Image editing software maker Adobe has launched the latest version of its Photoshop Lightroom package of workflow and RAW processing tools.
Dual monitor support, a host of new non-destructive localized corrections, and 64-bit support for both Intel-based Macintosh computers and Windows Vista environments top the list of headline features for the latest version, which has become a staple tool for many professional and serious amateur photographers.
An improved Library module is designed to make sorting and searching for images faster and easier than in previous versions. Enhanced intelligent keywording also promises to help speed the process at the front end of the workflow.
Improvements to the Develop module include the addition of the Local Adjustment Brush first seen in Lightroom 2 beta versions. The brush, which allows for area-specific exposure and color adjustments, is arguably the most substantive upgrade in the latest version.
Other new features that carried over from the beta testing phase include better vignetting control, improved camera profiling that more closely resembles default processing for each particular model, and a range of new print-side options.
RAW conversion is at the heart of what Lightroom does, and for the latest release Adobe has updated their RAW file handler to support images from the latest Olympus DSLRs, the E-420 and E-520. As before current Photoshop and Elements users can download Camera Raw 4.5 independent of Lightroom.

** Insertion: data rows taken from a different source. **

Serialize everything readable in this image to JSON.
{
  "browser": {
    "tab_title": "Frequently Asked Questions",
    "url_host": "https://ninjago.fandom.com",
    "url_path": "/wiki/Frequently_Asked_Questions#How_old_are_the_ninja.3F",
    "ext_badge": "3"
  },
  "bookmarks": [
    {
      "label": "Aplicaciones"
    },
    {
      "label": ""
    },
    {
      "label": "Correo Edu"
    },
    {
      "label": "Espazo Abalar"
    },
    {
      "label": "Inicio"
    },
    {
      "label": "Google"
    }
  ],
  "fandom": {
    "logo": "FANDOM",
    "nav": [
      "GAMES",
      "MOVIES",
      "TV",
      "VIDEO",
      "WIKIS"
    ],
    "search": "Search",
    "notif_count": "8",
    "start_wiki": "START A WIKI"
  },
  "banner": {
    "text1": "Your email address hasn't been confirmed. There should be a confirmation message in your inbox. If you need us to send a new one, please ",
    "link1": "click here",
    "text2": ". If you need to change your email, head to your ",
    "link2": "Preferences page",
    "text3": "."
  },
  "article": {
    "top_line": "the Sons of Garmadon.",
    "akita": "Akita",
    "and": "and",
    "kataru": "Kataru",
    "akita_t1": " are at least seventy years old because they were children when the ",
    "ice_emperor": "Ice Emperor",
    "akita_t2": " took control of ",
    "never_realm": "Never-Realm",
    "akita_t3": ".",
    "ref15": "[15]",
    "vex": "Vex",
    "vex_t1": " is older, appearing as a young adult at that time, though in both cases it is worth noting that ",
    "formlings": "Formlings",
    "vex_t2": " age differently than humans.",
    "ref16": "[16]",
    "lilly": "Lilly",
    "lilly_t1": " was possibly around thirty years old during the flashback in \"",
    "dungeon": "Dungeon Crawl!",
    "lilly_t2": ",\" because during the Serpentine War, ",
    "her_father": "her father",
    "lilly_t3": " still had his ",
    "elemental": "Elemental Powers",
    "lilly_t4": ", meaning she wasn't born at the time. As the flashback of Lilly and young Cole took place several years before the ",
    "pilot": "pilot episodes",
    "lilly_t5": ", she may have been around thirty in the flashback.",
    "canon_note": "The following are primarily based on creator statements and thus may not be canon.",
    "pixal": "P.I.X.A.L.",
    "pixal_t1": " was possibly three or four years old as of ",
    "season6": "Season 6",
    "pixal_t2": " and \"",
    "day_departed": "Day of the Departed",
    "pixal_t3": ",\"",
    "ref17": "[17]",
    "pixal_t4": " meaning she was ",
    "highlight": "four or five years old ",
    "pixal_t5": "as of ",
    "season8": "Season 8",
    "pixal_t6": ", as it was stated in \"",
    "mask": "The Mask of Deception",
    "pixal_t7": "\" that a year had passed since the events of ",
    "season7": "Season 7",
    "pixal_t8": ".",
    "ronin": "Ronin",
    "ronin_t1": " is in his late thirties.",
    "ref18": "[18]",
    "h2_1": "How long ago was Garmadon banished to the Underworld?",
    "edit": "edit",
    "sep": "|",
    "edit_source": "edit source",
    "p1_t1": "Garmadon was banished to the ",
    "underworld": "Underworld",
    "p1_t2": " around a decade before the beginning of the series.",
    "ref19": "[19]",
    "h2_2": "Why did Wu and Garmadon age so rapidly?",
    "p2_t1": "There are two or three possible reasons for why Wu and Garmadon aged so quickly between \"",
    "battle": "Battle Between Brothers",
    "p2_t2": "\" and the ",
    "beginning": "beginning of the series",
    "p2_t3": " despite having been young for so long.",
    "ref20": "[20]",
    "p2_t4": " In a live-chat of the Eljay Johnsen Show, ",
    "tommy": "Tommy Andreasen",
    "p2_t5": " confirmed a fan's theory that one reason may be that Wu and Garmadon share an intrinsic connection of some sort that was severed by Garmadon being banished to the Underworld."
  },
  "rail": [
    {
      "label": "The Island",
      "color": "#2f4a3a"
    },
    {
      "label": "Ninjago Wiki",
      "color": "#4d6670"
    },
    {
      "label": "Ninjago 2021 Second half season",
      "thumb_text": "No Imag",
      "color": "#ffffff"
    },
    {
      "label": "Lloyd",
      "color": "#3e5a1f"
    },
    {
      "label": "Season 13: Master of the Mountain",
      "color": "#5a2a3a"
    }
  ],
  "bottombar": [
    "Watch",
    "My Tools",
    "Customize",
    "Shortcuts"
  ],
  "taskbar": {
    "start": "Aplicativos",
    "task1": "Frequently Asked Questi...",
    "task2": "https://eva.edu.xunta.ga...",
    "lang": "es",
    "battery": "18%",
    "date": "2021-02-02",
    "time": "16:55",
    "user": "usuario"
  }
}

Lightroom 2 went on sale this morning through Adobe's webstore. The package is priced at $99 for the upgrade, or $299 for the full version.